HCA presented its own statistics showing its hospital chain is ranked better on average than some of the local hospitals. The company also touted its commitment to uninsured care, noting that it has a charity care program for those who fall within 200 percent of the poverty rate.
“The number one strategic agenda for HCA for 2013 and for the last several years is to be a premier clinical organization,” said Mel Lagarde, president of HCA Midwest Health System.
The purely financial aspects of the deal only represent a portion of what each company promises in terms of the economic benefits to Jefferson Parish.
The Ochsner proposal includes a promise to create 500 new jobs at a call center on the West Bank. That call center would have a total economic impact of about $330 million over the first 10 years of the lease, according to the proposal.
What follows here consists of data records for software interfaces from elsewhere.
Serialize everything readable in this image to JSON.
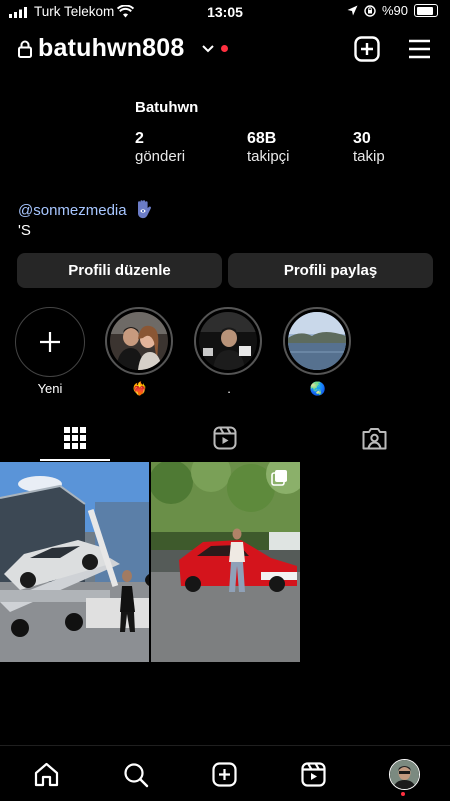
{
  "status_bar": {
    "carrier": "Turk Telekom",
    "time": "13:05",
    "battery": "%90"
  },
  "profile": {
    "username": "batuhwn808",
    "display_name": "Batuhwn",
    "stats": [
      {
        "value": "2",
        "label": "gönderi"
      },
      {
        "value": "68B",
        "label": "takipçi"
      },
      {
        "value": "30",
        "label": "takip"
      }
    ],
    "bio_link": "@sonmezmedia",
    "bio_line": "'S"
  },
  "buttons": {
    "edit": "Profili düzenle",
    "share": "Profili paylaş"
  },
  "highlights": [
    {
      "label": "Yeni",
      "icon": "plus-icon"
    },
    {
      "label": "❤️‍🔥",
      "icon": "couple-photo"
    },
    {
      "label": ".",
      "icon": "car-interior-photo"
    },
    {
      "label": "🌏",
      "icon": "lake-photo"
    }
  ],
  "tabs": [
    "grid-icon",
    "reels-icon",
    "tagged-icon"
  ],
  "posts": [
    "tow-truck-photo",
    "red-bmw-photo"
  ],
  "bottom_nav": [
    "home-icon",
    "search-icon",
    "create-icon",
    "reels-icon",
    "profile-avatar"
  ],
  "colors": {
    "background": "#000000",
    "button": "#262626",
    "link": "#a7c6ff",
    "notification": "#ff3040"
  }
}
Children’s would create a similar call center with 300 jobs, and Feirn promised the company would not engage in “layoff strategies” and would “retain substantially all of the employees,” including senior staff. The shared service center is estimated to have an economic impact of about $24.5 million a year. The company also promised to extend its “community benefit service” program to Jefferson Parish, which the presentation said would be worth about $84 million.
HCA, as a for-profit company, remains in a unique position as the only bidder that would pay property taxes on improvements it made to the hospitals. Local property taxes are now estimated to generate about $285 million, according to the company’s presentation. The company also would move its local headquarters on Canal Street to Jefferson Parish.
Each of the companies also spent time attempting to dispel concerns over what their business models would mean for the two hospitals.
For Ochsner, that meant working to assure the council that many of the existing relationships the facilities have with their physicians would remain in place. As a longtime competitor with the medical centers, particularly East Jefferson General Hospitals, some have worried that Ochsner would make changes that would hurt physicians at the two parish hospitals.
Recognizing that some have raised concerns over whether Ochsner’s dominance in the New Orleans hospital market would create problems with federal regulators, Thomas said the company has hired top attorneys who believe anti-trust regulations would not be a problem. Should the deal be blocked on those grounds, he said the company would pay a $10 million “break up” fee to the parish.
Children’s used its deal with the state to take over the LSU hospital, as well as its recent experience buying Touro infirmary, to show the company had grown beyond its roots as a pediatric care facility. The company, the smallest of the three competitors, also provided detailed charts showing it would still have significant money in the bank after the deal.
“LCMC has the financial strength to create a truly transformational health care system,” Feirn said.
Lagarde attempted to address fears that HCA would outsource jobs, saying past takeovers had led to an increase in jobs at the company’s facilities.
But another aspect of HCA’s proposal has apparently caused new concern for council members. At the end of the lease, HCA would expect the parish to pay for some of the costs associated with the value of improvements made to the hospitals, less the amount they had depreciated. Neither of the other hospital companies included a similar provision in their proposals.
Lagarde confirmed that was part of the proposal, but said it was unclear what that cost would be.
“We cannot estimate that at this point,” Lagarde said.